We’ve turned to them to stay fit during lockdown. Should we?
The closure of gyms and limits on outdoor exercise, combined with the ability to spend more time at home and less time commuting to workplaces, has corresponded with a huge rise in the number of downloads of health and fitness apps. Time spent to reconsider every aspect of our lives – and facing up close and personal the real life reality of humanity – has driven many of us onto a fitness kick.
But in doing so, are we also inviting in overly invasive tracking of some of the most personal parts of our lives – health data? Although one in four Britons surveyed in an exclusive poll for CyberNews said they support the use of their health data to improve healthcare services, fitness apps are something a little different – and a lot less high stakes.
The Quantified Self movement is one that has helped many of us get healthy. But in tracking our weight, our heartbeat and our oxygen rates, we’re giving over a treasure trove of valuable data to third parties. The reality is that in using apps like Fitbit, Strava and Maven we’re handing over some of our most personal of personally identifiable information.
How much data do we give up?
So who are we giving up our data to, and how much information are we handing over without thinking? Where does that data end up once it’s tracked and traced through the world’s most popular apps? Supplement Timing analysed the official privacy policies of the top health and fitness apps to see which data each one asks of its users.
The company assigned ratings to how data intensive each app is, tracking 27 different data types that a user could possibly give up in their day to day usage of each app that’s designed to track fitness and health.
The most intrusive or demanding app of your data is Maven, a women’s health and fertility app.
Of 27 different types of data that Supplement Timing tracked and traced, Maven asked for 23 of them, and demanded eight of those 23 by default every time you open the app. (The company judging the intrusiveness of data collection assigned two points to an app that demanded a data point by default; and one if it asked the user for permission to collect the data.)
Maven required users to hand over their name, email, phone number, address, device information, age and gender to work. It also asked for lots of other information, including occupation, hobbies and interests, the information of friends and family, weight, fitness level and even shoe size.
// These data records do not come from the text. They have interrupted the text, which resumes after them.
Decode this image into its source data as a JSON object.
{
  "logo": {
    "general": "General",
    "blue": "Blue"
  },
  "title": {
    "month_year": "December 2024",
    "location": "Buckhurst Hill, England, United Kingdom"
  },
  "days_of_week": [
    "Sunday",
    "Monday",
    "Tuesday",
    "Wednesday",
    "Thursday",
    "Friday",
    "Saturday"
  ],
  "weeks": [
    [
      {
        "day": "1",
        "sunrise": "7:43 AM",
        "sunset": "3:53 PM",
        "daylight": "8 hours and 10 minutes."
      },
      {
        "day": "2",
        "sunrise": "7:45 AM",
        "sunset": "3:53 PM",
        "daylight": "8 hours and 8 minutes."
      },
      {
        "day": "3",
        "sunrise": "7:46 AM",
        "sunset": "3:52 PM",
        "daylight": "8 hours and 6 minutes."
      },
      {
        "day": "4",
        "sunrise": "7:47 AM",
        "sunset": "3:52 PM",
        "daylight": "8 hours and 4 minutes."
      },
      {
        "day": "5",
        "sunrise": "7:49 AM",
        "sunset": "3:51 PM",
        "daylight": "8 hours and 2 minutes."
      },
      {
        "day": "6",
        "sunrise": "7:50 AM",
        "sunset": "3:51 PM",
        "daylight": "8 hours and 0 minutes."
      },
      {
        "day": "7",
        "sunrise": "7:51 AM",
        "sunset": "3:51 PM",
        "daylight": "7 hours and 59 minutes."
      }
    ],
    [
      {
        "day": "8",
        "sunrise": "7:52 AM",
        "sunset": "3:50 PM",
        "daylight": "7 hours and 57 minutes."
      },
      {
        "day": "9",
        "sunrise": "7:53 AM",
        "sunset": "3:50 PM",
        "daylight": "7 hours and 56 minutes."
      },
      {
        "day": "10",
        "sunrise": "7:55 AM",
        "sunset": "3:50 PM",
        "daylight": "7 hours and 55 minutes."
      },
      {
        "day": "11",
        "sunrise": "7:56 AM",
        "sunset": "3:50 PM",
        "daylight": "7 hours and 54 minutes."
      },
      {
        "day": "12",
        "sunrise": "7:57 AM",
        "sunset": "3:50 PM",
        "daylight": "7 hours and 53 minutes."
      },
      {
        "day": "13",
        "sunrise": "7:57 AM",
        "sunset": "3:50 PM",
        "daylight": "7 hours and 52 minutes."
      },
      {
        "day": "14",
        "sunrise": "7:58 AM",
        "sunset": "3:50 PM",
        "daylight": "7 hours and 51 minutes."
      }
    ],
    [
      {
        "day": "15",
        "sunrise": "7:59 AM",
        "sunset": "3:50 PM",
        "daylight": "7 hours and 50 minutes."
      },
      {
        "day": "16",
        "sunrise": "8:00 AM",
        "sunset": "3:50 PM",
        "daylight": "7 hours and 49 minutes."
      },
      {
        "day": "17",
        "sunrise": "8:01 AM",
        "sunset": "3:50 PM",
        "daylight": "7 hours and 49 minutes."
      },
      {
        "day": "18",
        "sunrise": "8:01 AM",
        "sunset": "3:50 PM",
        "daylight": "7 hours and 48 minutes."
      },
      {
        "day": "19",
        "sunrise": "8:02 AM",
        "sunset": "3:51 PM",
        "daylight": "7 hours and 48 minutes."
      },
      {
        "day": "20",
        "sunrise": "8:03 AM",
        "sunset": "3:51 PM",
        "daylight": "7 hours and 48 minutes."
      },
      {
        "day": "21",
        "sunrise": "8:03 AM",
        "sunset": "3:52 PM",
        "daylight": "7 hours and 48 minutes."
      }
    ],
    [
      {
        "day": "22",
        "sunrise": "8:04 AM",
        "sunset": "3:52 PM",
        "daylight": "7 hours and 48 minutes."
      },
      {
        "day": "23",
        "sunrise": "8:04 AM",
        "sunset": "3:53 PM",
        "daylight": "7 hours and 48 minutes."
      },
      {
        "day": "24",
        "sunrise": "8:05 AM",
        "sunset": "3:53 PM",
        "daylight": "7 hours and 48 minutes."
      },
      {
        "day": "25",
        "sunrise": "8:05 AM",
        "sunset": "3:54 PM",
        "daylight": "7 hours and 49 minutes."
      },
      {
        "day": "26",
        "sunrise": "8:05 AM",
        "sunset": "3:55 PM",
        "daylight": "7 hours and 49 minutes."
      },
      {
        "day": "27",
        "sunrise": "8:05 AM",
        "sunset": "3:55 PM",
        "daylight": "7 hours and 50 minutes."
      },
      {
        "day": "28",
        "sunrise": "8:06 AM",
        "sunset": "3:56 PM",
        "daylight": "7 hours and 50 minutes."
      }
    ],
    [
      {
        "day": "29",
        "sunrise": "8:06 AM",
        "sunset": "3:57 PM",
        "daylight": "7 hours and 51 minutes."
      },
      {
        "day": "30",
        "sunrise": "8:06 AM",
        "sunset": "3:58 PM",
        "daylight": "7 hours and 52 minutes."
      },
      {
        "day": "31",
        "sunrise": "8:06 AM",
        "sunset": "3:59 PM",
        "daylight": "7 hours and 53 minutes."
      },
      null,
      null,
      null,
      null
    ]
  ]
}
In a possible score of 54, Maven recorded a staggering 31.
Diet apps are no saviour
Apps that track your health are likely to be intrusive by the very nature of what they’re trying to do, but other dieting apps were equally invasive.
Nutrition and Weight Loss apps occupied four of the top 10 places in Supplement Timing’s study.
PlateJoy was the second-most invasive app, demanding your height and weight by default and asking for health and lifestyle information – which could be used to potentially target you with advertising for products, should they wish. These types of apps, say the company that tracked their privacy policies, are the most likely to track personal data by default without alerting you.
There are other issues with different apps targeting different areas of your health, however. Fitness apps like Couch to 5K and Strava are the running apps that share the most personal data with third parties, meaning you could end up being targeted for advertising – a cause for concern given their enormous popularity. If you’re looking to avoid being tracked through your fitness apps, then elect to take up yoga, mental health or sleeping apps – all of those were analysed and found to collect the least amount of information compared to their peers.